We held our convocation last week, which focused on 21st century teaching and learning. Aside from some complaints about the length (We have been spoiled by getting released by 11:00 for a leisurely lunch in the past–this year’s went closer to noon.), I’ve heard numerous positive comments about the subject matter and productive discussions about how to turn the vision into reality. I am very optimistic that more and more students and teachers will be engaging in authentic, relevant, technology-rich classrooms this year.

I had a role in convocation this year for the first time. I was called to a planning meeting a week before the event and asked to assist. My task included creating a video with flat schoolstudents/teachers talking about 21st century learning they had engaged in during the past year, creating a short Polleverywhere quiz about technology and society, and finding a few folks to connect to via Skype to demonstrate how educating our students is a global matter. While this was quite a set of tasks to accomplish in a week (one when students were still out on vacation), it was interesting and amazing that the last, the Skype connection, was probably the easiest. I simply reached out to educators who I had initially come to know via Twitter, asked them to share how students in their parts of the planet were learning 21st century skills, and set up the times to connect. We connected to Jeff Utecht in Bangkok, Thailand, and Sue Waters in Perth, Australia. Both were amazing (despite technical issues on my side–never fails).

Reflect on this for a moment! These are educators I have had the distinct privilege of meeting in person, but only after establishing a relationship through Twitter and Edublogs (Sue is THE go-to person at Edublogs.). A decade ago, I essentially collaborated only with the teacher next door, and my professional acquaintances were primarily limited to the educators in my building. As recently as 4 or 5 years ago, I would have not known either Sue or Jeff if I bumped into them on the street. Now, they are not only people whose ideas and insight I value, but who I can call upon on short notice and have them share their great minds with our educators, despite being separated by thousands of miles! This is the power of today’s technologies. It isn’t about electronic textbooks, interactive whiteboards, iPods, or any other device. It’s about the connections, the relationships, and the collaborations that are possible. It is about viewing the education of our students as a collaborative effort involving the entire global education community, not the teacher isolated in his room. I know I am a better educator because of my relationships with Jeff, Sue, and the hundreds of other dedicated educators I’ve connected with through Twitter, blogs, social networks, and other technologies.

If you are an educator who has never attempted to use any of these technologies, or one who has tried but not persevered, I cannot encourage you enough to jump in and begin to get connected. Twitter is a fantastic place to start, and there are numerous catalogs of educators to begin building your community (e.g. Twitter4teachers). All it takes is finding a few similar teachers to follow, engaging them in conversation, and sharing your thoughts, questions, and ideas. Blogs, education social networks on sites such as Ning are also fantastic tools for building collegial relationships.

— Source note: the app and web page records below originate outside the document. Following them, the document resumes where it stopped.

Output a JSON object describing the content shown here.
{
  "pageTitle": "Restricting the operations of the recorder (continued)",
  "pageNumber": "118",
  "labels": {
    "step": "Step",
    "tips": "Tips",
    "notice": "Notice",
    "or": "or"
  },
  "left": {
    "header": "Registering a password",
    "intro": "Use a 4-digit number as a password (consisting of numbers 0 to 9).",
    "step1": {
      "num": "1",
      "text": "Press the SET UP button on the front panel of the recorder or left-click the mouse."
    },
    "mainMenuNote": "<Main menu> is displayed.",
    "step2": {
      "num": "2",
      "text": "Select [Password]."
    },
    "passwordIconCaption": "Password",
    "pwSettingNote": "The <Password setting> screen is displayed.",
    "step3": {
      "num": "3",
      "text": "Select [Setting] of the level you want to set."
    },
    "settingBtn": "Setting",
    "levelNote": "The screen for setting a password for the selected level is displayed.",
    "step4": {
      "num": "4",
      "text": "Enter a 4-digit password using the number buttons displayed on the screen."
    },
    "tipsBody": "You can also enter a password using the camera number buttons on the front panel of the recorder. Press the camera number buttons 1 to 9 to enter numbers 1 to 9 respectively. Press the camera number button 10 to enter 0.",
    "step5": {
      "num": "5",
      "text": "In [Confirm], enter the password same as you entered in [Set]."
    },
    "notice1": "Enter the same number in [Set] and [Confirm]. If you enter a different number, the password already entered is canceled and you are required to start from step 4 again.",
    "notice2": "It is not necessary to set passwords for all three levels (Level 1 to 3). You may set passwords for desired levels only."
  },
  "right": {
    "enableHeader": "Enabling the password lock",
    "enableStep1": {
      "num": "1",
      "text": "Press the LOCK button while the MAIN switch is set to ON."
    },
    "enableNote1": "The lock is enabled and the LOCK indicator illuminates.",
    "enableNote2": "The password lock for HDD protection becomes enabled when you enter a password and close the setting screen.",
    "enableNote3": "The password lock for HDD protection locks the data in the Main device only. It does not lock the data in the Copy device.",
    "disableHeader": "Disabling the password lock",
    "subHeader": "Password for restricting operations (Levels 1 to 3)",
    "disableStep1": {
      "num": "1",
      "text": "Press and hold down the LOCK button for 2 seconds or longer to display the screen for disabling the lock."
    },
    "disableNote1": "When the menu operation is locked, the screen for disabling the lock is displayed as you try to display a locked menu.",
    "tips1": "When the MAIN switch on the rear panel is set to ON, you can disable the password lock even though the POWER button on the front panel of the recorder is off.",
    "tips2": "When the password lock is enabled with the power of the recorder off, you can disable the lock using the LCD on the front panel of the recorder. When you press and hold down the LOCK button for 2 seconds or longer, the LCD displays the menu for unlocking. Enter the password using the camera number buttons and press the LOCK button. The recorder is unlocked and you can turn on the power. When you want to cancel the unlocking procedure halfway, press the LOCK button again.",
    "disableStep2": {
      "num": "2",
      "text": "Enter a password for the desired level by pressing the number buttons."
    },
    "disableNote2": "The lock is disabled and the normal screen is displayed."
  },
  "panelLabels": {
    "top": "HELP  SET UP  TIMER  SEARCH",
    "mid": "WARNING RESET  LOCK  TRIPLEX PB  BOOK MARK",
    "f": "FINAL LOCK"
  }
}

Teaching is a noble call that suffers when we practice in isolation and flourishes when we work together, and at no time in history have we had the tools we do today that allow us to work together for the good of our children. When we take the time to learn and embrace these tools, we grow as professionals–I can testify to that wholeheartedly.

Image credits:
South American classroom
Indian classroom
Inuit classroom
Boy with globe
Chinese classroom